● **Exercise goal**
All of the data should be given again word for word, though the images are to be left out.

● **Task input**
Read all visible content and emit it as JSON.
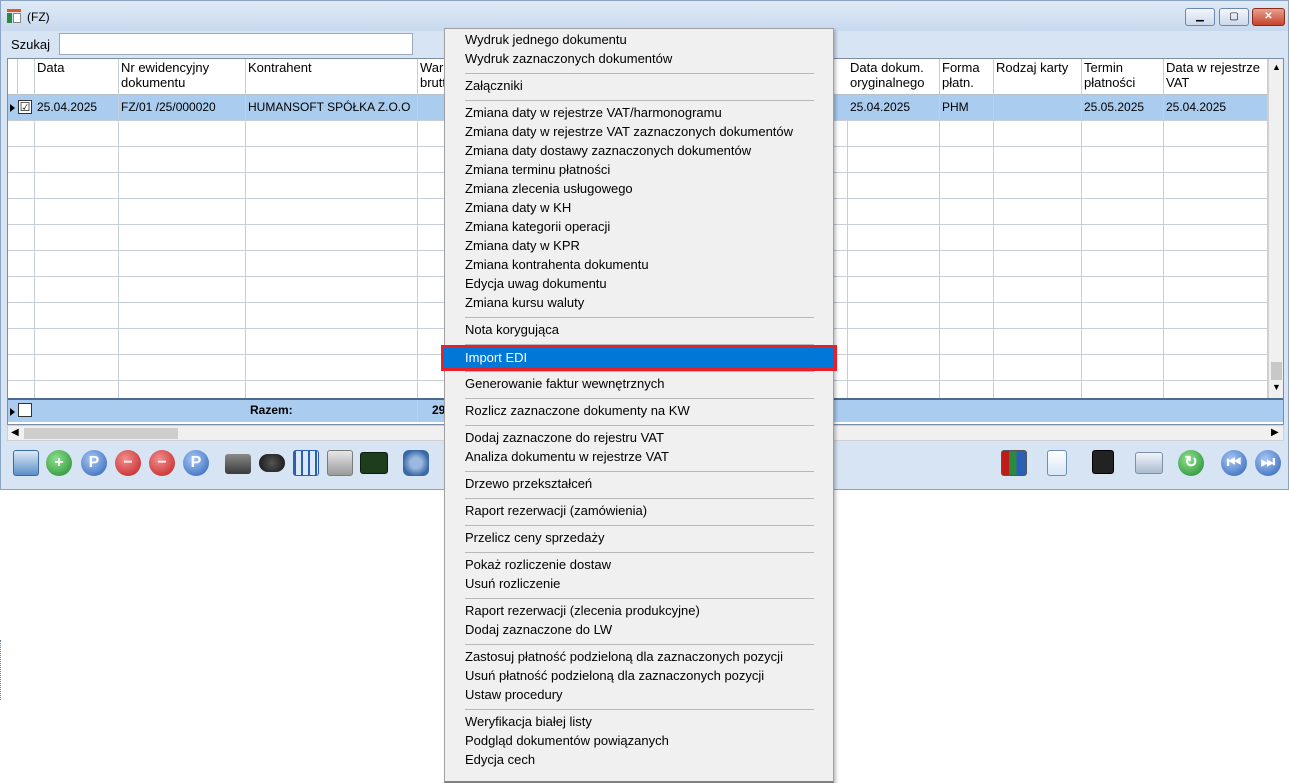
{
  "window": {
    "title": "(FZ)",
    "minimize_glyph": "▁",
    "maximize_glyph": "▢",
    "close_glyph": "✕"
  },
  "search": {
    "label": "Szukaj",
    "value": "",
    "placeholder": ""
  },
  "columns": {
    "data": "Data",
    "nr_line1": "Nr ewidencyjny",
    "nr_line2": "dokumentu",
    "kontrahent": "Kontrahent",
    "wartosc_line1": "War",
    "wartosc_line2": "brutt",
    "data_dokum_line1": "Data dokum.",
    "data_dokum_line2": "oryginalnego",
    "forma_line1": "Forma",
    "forma_line2": "płatn.",
    "rodzaj": "Rodzaj karty",
    "termin_line1": "Termin",
    "termin_line2": "płatności",
    "data_rej_line1": "Data w rejestrze",
    "data_rej_line2": "VAT"
  },
  "row1": {
    "checked": "☑",
    "data": "25.04.2025",
    "nr": "FZ/01 /25/000020",
    "kontrahent": "HUMANSOFT SPÓŁKA Z.O.O",
    "data_dokum": "25.04.2025",
    "forma": "PHM",
    "rodzaj": "",
    "termin": "25.05.2025",
    "data_rej": "25.04.2025"
  },
  "footer": {
    "label": "Razem:",
    "value_partial": "29"
  },
  "toolbar_icons": {
    "left": [
      "document-export-icon",
      "add-icon",
      "preview-icon",
      "delete-icon",
      "delete-checked-icon",
      "p-icon",
      "print-icon",
      "binoculars-icon",
      "table-icon",
      "recycle-icon",
      "formula-icon",
      "structure-icon"
    ],
    "right": [
      "chart-icon",
      "report-icon",
      "save-icon",
      "windows-icon",
      "refresh-icon",
      "first-icon",
      "last-icon"
    ]
  },
  "context_menu": {
    "items": [
      "Wydruk jednego dokumentu",
      "Wydruk zaznaczonych dokumentów",
      "Załączniki",
      "Zmiana daty w rejestrze VAT/harmonogramu",
      "Zmiana daty w rejestrze VAT zaznaczonych dokumentów",
      "Zmiana daty dostawy zaznaczonych dokumentów",
      "Zmiana terminu płatności",
      "Zmiana zlecenia usługowego",
      "Zmiana daty w KH",
      "Zmiana kategorii operacji",
      "Zmiana daty w KPR",
      "Zmiana kontrahenta dokumentu",
      "Edycja uwag dokumentu",
      "Zmiana kursu waluty",
      "Nota korygująca",
      "Import EDI",
      "Generowanie faktur wewnętrznych",
      "Rozlicz zaznaczone dokumenty na KW",
      "Dodaj zaznaczone do rejestru VAT",
      "Analiza dokumentu w rejestrze VAT",
      "Drzewo przekształceń",
      "Raport rezerwacji (zamówienia)",
      "Przelicz ceny sprzedaży",
      "Pokaż rozliczenie dostaw",
      "Usuń rozliczenie",
      "Raport rezerwacji (zlecenia produkcyjne)",
      "Dodaj zaznaczone do LW",
      "Zastosuj płatność podzieloną dla zaznaczonych pozycji",
      "Usuń płatność podzieloną dla zaznaczonych pozycji",
      "Ustaw procedury",
      "Weryfikacja białej listy",
      "Podgląd dokumentów powiązanych",
      "Edycja cech"
    ],
    "highlighted": "Import EDI",
    "highlight_color": "#0078d7",
    "outline_color": "#e8202a"
  }
}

● **Result of this task**
Read all visible content and emit it as JSON.
{
  "window": {
    "title": "(FZ)",
    "minimize_glyph": "▁",
    "maximize_glyph": "▢",
    "close_glyph": "✕"
  },
  "search": {
    "label": "Szukaj",
    "value": "",
    "placeholder": ""
  },
  "columns": {
    "data": "Data",
    "nr_line1": "Nr ewidencyjny",
    "nr_line2": "dokumentu",
    "kontrahent": "Kontrahent",
    "wartosc_line1": "War",
    "wartosc_line2": "brutt",
    "data_dokum_line1": "Data dokum.",
    "data_dokum_line2": "oryginalnego",
    "forma_line1": "Forma",
    "forma_line2": "płatn.",
    "rodzaj": "Rodzaj karty",
    "termin_line1": "Termin",
    "termin_line2": "płatności",
    "data_rej_line1": "Data w rejestrze",
    "data_rej_line2": "VAT"
  },
  "row1": {
    "checked": "☑",
    "data": "25.04.2025",
    "nr": "FZ/01 /25/000020",
    "kontrahent": "HUMANSOFT SPÓŁKA Z.O.O",
    "data_dokum": "25.04.2025",
    "forma": "PHM",
    "rodzaj": "",
    "termin": "25.05.2025",
    "data_rej": "25.04.2025"
  },
  "footer": {
    "label": "Razem:",
    "value_partial": "29"
  },
  "toolbar_icons": {
    "left": [
      "document-export-icon",
      "add-icon",
      "preview-icon",
      "delete-icon",
      "delete-checked-icon",
      "p-icon",
      "print-icon",
      "binoculars-icon",
      "table-icon",
      "recycle-icon",
      "formula-icon",
      "structure-icon"
    ],
    "right": [
      "chart-icon",
      "report-icon",
      "save-icon",
      "windows-icon",
      "refresh-icon",
      "first-icon",
      "last-icon"
    ]
  },
  "context_menu": {
    "items": [
      "Wydruk jednego dokumentu",
      "Wydruk zaznaczonych dokumentów",
      "Załączniki",
      "Zmiana daty w rejestrze VAT/harmonogramu",
      "Zmiana daty w rejestrze VAT zaznaczonych dokumentów",
      "Zmiana daty dostawy zaznaczonych dokumentów",
      "Zmiana terminu płatności",
      "Zmiana zlecenia usługowego",
      "Zmiana daty w KH",
      "Zmiana kategorii operacji",
      "Zmiana daty w KPR",
      "Zmiana kontrahenta dokumentu",
      "Edycja uwag dokumentu",
      "Zmiana kursu waluty",
      "Nota korygująca",
      "Import EDI",
      "Generowanie faktur wewnętrznych",
      "Rozlicz zaznaczone dokumenty na KW",
      "Dodaj zaznaczone do rejestru VAT",
      "Analiza dokumentu w rejestrze VAT",
      "Drzewo przekształceń",
      "Raport rezerwacji (zamówienia)",
      "Przelicz ceny sprzedaży",
      "Pokaż rozliczenie dostaw",
      "Usuń rozliczenie",
      "Raport rezerwacji (zlecenia produkcyjne)",
      "Dodaj zaznaczone do LW",
      "Zastosuj płatność podzieloną dla zaznaczonych pozycji",
      "Usuń płatność podzieloną dla zaznaczonych pozycji",
      "Ustaw procedury",
      "Weryfikacja białej listy",
      "Podgląd dokumentów powiązanych",
      "Edycja cech"
    ],
    "highlighted": "Import EDI",
    "highlight_color": "#0078d7",
    "outline_color": "#e8202a"
  }
}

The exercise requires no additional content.